In a speech in September 2005 the then Home Secretary, Rt. Hon Charles Clarke MP, emphasised the need to reduce prisoners’ re-offending by improving their employability, treating drug and alcohol addiction and maintaining family links via a new network of community prisons. The Prison Reform Trust, which the Home Secretary was addressing, suggested that overcrowding hazards these ambitions.

A National Audit Office report concluded that prison overcrowding disrupts work to prevent re-offending and prisons should therefore change the way they deliver education courses.

The Home Affairs Select Committee inquiry into the rehabilitation of offenders suggested that ‘overcrowding is having a hugely damaging impact on the delivery of rehabilitative regimes across the prison estate, both in terms of quality and quantity of appropriate interventions’. 

Similar comments were made in a report by the Social Exclusion Unit in 2002:

There is a growing consensus that we are sending some people to prison who should not be there. Short prison sentences are not appropriate for all the offenders who currently receive them; and too many people with severe mental illness are in prison rather than secure treatment facilities. All of this contributes to the problem of overcrowding, which in turn limits the capacity of prisons, probation and other services to work effectively to reduce re- offending.

You can read the full report here.

Re-offending.

The cost of keeping one inmate in prison for one year is £40,000+. It’s pretty staggering, and probably more than what a lot of people pay for their own living. Of course you can’t put a price on security, and punishment is essential for those that take the law into their own hands. But for £40,000 you would also hope that the best steps are taken to prevent future offending. Sadly, this doesn’t seem to be the case. 80% of under 21 year olds who have been to prison re-offend within two years. The figure is 70% for those over the age of 21.

If there is a solution or a way to improve these figures, I can only imagine that there has never been a better a time to begin implementing them, as prisons are crowded more than ever.

Restorative Justice: Panorama Special

An interesting and relevant programme which is available to watch was aired last week; Panorama: Meet The Burglars.

The programme is about a new scheme for offenders called Restorative Justice. The government has backed it, and it is now used by police at their discretion. Victims are able to meet face to face with their burglars in an attempt to give victims a chance to ask questions, as well as allow the offender to show remorse and understand the impact of their actions.

The scheme, lead by Remedi, also allows the victims to feel empowered, as they help to decide what sort of community service or punishment they would like to see. In one case during the programme, one victim reveals that she only wanted to meet her offender to kill him and take revenge after the violent ordeal she was put through. Upon meeting him, she realised that the offender ‘wasn’t worth it’ which put her anger to rest.

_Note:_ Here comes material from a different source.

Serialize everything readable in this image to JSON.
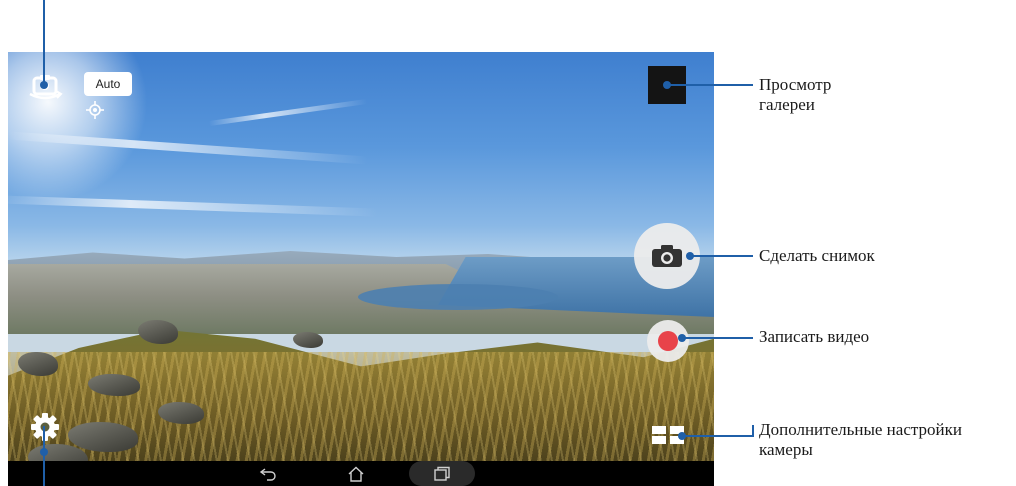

The implementation of this action comes with its own complications. The first issue is with the voluntary intent of both the victim and the offender. Director of Remedi, Steve Jones says that it is imperative to keep the approach voluntary because as soon as the actions are forced, or communication is forced, it ‘potentially damages the integrity of that information…It should be about truth’.

Secondly, the worry is that crimes of a more serious nature that should be referred to court will be settled with a light punishment.

These seem to be simple precautions that need to made with good judgement. As this is a different response, as opposed to the usual straight to court route, it greys the normal black and white approach. Which is a good thing.

Positives:

  • When using Restorative Justice, victims are 40% less symptomatic of post-traumatic stress.
  • Police are able to tackle situations with less paperwork and wasted time.
  • The Criminal Justice Service saves money every time a meeting for Restorative Justice goes ahead.
  • And, because the re-offending rates are lower after Restorative Justice, even more money is saved.

Unfortunately, the programme also highlights a lack of funding for the scheme, despite its positive results.

Watch the programme here.